It’s down to judges to uphold the rule of law, last week’s Commonwealth Law Conference heard.

Lawyers were not the most important delegates at the Commonwealth Law Conference last week. The people who really mattered were the judges.

If the former British Commonwealth still has a role, then it must be mutual assistance. The Commonwealth Lawyers’ Association (CLA), which chose Glasgow for its 19th biennial conference, was established to promote the rule of law across the Commonwealth and beyond. But it is the Commonwealth judges who must breath life into a concept that is not always fully understood.

‘There is nothing vague about the rule of law,’ Professor Sir Jeffrey Jowell QC told guests at a dinner in the marbled splendour of Glasgow’s Victorian city chambers. ‘It is the mechanism that shifts arbitrariness to accountability.’ As director of the Bingham Centre for the Rule of Law, he summarised its main concepts as legality (nobody is above the law); certainty (fair warning must be given before the law is changed); equality (available to the rich as well as the poor); and accessibility (giving individuals the power to hold ministers to account).

Jowell said that the rule of law was a universal concept but attacks on it were a universal problem. He hinted that the US would be found wanting in new research to be published by the Bingham Centre next month.

The pivotal importance of Commonwealth judges in upholding the rule of law was brought home to delegates by Toby Cadman, a London-based barrister who spoke just two days after an Islamist leader had been hanged in Bangladesh.

Muhammad Kamaruzzaman, 62, an assistant secretary general of the Jamaat-e-Islami party, was found guilty by a special tribunal of heading a militia group that was behind a massacre of at least 120 unarmed farmers during the conflict. Earlier this month, he lost his final appeal to the Bangladesh Supreme Court. Were the judges doing their best to uphold laws that hold popular support? Or was this a deeply flawed process resulting in judicial murder?

Cadman, who has been acting as defence counsel, is in no doubt. ‘The Bangladesh International Crimes Tribunal, for all the government rhetoric, has been an abject failure as far as the administration of justice and the principle of a fair trial are concerned,’ he said.

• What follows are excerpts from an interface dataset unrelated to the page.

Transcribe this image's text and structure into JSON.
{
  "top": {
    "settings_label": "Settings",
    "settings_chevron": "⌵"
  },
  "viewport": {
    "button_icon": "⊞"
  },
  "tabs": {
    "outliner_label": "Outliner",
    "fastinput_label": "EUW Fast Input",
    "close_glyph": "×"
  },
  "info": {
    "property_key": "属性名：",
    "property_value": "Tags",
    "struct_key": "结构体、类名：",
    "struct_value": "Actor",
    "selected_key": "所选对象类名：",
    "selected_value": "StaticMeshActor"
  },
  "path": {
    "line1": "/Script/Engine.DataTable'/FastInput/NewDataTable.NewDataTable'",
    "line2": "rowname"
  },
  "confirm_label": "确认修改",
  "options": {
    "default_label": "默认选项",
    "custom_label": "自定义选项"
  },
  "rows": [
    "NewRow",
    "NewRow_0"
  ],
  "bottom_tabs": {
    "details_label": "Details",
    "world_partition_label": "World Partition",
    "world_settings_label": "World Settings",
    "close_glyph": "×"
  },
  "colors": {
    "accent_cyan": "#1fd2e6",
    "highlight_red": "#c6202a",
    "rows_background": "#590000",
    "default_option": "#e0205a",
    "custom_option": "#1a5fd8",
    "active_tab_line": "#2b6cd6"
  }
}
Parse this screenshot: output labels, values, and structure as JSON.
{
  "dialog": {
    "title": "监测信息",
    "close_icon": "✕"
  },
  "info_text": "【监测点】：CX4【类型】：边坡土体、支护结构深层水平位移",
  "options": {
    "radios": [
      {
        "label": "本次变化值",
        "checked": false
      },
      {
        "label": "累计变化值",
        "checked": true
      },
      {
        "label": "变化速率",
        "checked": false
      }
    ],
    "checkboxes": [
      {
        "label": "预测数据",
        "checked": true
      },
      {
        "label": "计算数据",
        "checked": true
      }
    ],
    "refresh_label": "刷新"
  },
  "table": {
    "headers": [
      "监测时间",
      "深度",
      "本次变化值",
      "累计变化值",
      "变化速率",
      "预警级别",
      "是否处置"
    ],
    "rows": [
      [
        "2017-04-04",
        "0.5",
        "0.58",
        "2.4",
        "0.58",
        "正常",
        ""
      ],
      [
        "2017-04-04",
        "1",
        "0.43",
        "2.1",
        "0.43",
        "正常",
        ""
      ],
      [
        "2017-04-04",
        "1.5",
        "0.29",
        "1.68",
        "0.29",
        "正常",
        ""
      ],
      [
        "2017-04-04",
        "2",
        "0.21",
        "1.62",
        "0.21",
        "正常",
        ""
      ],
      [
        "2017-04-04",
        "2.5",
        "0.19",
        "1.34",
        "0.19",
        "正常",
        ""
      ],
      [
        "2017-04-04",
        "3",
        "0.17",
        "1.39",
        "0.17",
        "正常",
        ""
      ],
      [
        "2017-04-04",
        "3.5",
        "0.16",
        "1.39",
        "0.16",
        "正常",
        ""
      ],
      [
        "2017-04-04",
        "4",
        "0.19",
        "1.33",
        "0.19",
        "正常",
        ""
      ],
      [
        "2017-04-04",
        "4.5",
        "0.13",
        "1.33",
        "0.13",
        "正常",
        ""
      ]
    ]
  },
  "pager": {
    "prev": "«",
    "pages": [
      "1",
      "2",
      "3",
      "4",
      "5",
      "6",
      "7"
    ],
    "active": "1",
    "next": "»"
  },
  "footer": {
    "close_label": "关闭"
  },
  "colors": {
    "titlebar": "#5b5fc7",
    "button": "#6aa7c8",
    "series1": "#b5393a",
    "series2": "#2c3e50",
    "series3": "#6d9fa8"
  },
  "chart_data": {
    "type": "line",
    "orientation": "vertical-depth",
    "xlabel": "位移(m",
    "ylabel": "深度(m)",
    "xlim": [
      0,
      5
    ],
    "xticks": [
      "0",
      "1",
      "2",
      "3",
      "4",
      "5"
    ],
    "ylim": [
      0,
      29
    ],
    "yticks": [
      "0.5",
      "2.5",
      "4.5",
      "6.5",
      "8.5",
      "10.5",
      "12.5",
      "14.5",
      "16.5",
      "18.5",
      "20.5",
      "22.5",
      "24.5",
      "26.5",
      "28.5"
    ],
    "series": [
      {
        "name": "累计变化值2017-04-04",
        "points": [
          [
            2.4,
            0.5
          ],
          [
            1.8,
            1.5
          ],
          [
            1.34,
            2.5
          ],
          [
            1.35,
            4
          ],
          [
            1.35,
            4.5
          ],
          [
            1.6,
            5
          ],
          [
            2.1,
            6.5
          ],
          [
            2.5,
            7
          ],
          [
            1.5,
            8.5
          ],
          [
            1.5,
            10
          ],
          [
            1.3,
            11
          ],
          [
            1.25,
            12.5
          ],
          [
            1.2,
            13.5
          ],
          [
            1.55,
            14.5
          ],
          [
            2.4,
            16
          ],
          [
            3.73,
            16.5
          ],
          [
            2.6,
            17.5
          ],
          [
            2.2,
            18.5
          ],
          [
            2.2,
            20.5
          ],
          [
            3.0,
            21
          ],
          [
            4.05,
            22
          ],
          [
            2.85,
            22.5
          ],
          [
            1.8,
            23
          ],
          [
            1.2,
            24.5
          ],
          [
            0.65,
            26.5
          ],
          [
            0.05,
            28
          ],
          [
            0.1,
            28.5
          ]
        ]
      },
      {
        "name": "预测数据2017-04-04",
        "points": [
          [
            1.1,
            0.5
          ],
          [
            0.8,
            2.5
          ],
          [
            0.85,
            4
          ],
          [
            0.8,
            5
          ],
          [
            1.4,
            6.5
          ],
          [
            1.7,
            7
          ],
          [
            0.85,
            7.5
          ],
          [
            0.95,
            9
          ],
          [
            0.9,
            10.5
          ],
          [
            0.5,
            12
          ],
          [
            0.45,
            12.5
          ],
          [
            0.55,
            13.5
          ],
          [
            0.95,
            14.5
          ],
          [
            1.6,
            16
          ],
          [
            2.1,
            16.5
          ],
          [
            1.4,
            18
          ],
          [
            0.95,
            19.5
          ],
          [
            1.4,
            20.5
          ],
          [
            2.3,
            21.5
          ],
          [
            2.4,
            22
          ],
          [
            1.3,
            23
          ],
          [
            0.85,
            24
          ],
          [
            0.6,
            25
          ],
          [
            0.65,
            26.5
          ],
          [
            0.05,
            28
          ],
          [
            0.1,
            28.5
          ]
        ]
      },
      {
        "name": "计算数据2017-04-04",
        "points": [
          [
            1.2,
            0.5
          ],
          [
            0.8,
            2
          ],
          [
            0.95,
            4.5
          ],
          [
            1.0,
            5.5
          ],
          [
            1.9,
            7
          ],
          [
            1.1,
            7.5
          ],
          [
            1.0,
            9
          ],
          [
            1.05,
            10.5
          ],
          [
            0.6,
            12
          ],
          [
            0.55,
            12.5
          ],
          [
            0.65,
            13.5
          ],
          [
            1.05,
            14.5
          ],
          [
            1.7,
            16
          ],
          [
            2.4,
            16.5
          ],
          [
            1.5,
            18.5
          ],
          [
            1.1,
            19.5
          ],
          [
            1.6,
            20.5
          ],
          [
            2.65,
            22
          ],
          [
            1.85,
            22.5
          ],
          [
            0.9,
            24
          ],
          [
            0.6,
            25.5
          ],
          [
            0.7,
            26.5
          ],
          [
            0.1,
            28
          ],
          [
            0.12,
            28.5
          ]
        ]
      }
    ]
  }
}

How, though, are judges to decide what the rule of law requires? The difficulty was illustrated last month when the UK Supreme Court overturned, by a majority of five to two, the attorney general’s veto on publication of letters written by the Prince of Wales to government departments.

For the majority, Lord Neuberger said that ‘a statutory provision which entitles a member of the executive to overrule a decision of the judiciary merely because he does not agree with it… would cut across two constitutional principles which are also fundamental components of the rule of law’.

But the two dissenting judges took the view that parliament meant what it said when it allowed ministers to veto disclosure. According to Lord Wilson, the majority did not just interpret section 53 of the Freedom of Information Act 2000: ‘It re-wrote it. It invoked precious constitutional principles; but among the most precious is that of parliamentary sovereignty, emblematic of our democracy.’

If the judges can’t be sure what the rule of law requires, the CLA is there to help them. Last year, James Guthrie QC was briefed by the association to intervene in an appeal from Mauritius to the Judicial Committee of the Privy Council. Dharmanand Dhooharika, the editor of a Mauritian newspaper, had been given three months in prison for ‘scandalising the court’ after he published allegations about his country’s then chief justice. In his appeal to London he was represented by Geoffrey Robertson QC and Mark Stephens CBE, the ebullient London solicitor who retired last week after two years as president of the CLA.

Scandalising the court is a form of contempt that was invented by English judges in the 18th century, but abolished by statute in England and Wales two years ago. As Guthrie told lawyers who’d gathered in Glasgow, it still exists as an offence in Scotland, where it is known as ‘murmuring judges’. The Privy Council found last year that the offence still existed in Mauritius too, while overturning the editor’s conviction because he was not shown to have acted in bad faith and had not received a fair trial.

So it’s all down to the judges. In his opening address, Lord Gill, the Lord President, sounded a warning: ‘Where it is clear that some of the best of the profession are not interested in a judicial career, there is something wrong – either with the conditions of the job or with the appointments system itself.’

It’s not just in countries such as Mauritius that governments should listen to the judges.